═══ DATASET ═══

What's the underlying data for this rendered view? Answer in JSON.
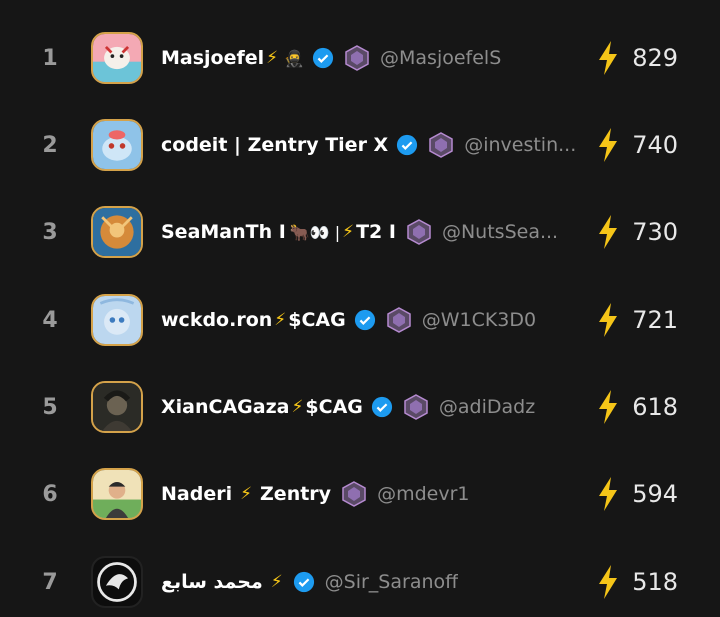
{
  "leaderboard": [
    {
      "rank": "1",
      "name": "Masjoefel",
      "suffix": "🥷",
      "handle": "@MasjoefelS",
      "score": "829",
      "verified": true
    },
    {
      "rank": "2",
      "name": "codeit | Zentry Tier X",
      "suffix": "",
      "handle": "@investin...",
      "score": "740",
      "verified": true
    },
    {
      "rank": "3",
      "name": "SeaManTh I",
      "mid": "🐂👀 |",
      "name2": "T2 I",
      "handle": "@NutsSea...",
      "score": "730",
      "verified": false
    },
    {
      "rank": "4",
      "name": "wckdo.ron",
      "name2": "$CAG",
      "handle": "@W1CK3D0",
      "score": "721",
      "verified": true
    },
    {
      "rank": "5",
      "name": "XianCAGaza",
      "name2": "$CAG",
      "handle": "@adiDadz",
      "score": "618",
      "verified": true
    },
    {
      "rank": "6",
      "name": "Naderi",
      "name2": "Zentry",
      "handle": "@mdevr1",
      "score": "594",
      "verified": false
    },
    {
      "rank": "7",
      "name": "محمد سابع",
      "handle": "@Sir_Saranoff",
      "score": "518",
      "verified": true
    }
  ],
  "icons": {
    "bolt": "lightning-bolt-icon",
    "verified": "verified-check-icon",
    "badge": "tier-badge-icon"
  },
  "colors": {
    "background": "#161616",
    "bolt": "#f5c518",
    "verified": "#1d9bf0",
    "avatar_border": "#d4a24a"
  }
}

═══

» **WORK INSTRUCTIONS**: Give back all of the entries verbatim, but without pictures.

» **SOLUTION TO THIS EXERCISE**:
What's the underlying data for this rendered view? Answer in JSON.
{
  "leaderboard": [
    {
      "rank": "1",
      "name": "Masjoefel",
      "suffix": "🥷",
      "handle": "@MasjoefelS",
      "score": "829",
      "verified": true
    },
    {
      "rank": "2",
      "name": "codeit | Zentry Tier X",
      "suffix": "",
      "handle": "@investin...",
      "score": "740",
      "verified": true
    },
    {
      "rank": "3",
      "name": "SeaManTh I",
      "mid": "🐂👀 |",
      "name2": "T2 I",
      "handle": "@NutsSea...",
      "score": "730",
      "verified": false
    },
    {
      "rank": "4",
      "name": "wckdo.ron",
      "name2": "$CAG",
      "handle": "@W1CK3D0",
      "score": "721",
      "verified": true
    },
    {
      "rank": "5",
      "name": "XianCAGaza",
      "name2": "$CAG",
      "handle": "@adiDadz",
      "score": "618",
      "verified": true
    },
    {
      "rank": "6",
      "name": "Naderi",
      "name2": "Zentry",
      "handle": "@mdevr1",
      "score": "594",
      "verified": false
    },
    {
      "rank": "7",
      "name": "محمد سابع",
      "handle": "@Sir_Saranoff",
      "score": "518",
      "verified": true
    }
  ],
  "icons": {
    "bolt": "lightning-bolt-icon",
    "verified": "verified-check-icon",
    "badge": "tier-badge-icon"
  },
  "colors": {
    "background": "#161616",
    "bolt": "#f5c518",
    "verified": "#1d9bf0",
    "avatar_border": "#d4a24a"
  }
}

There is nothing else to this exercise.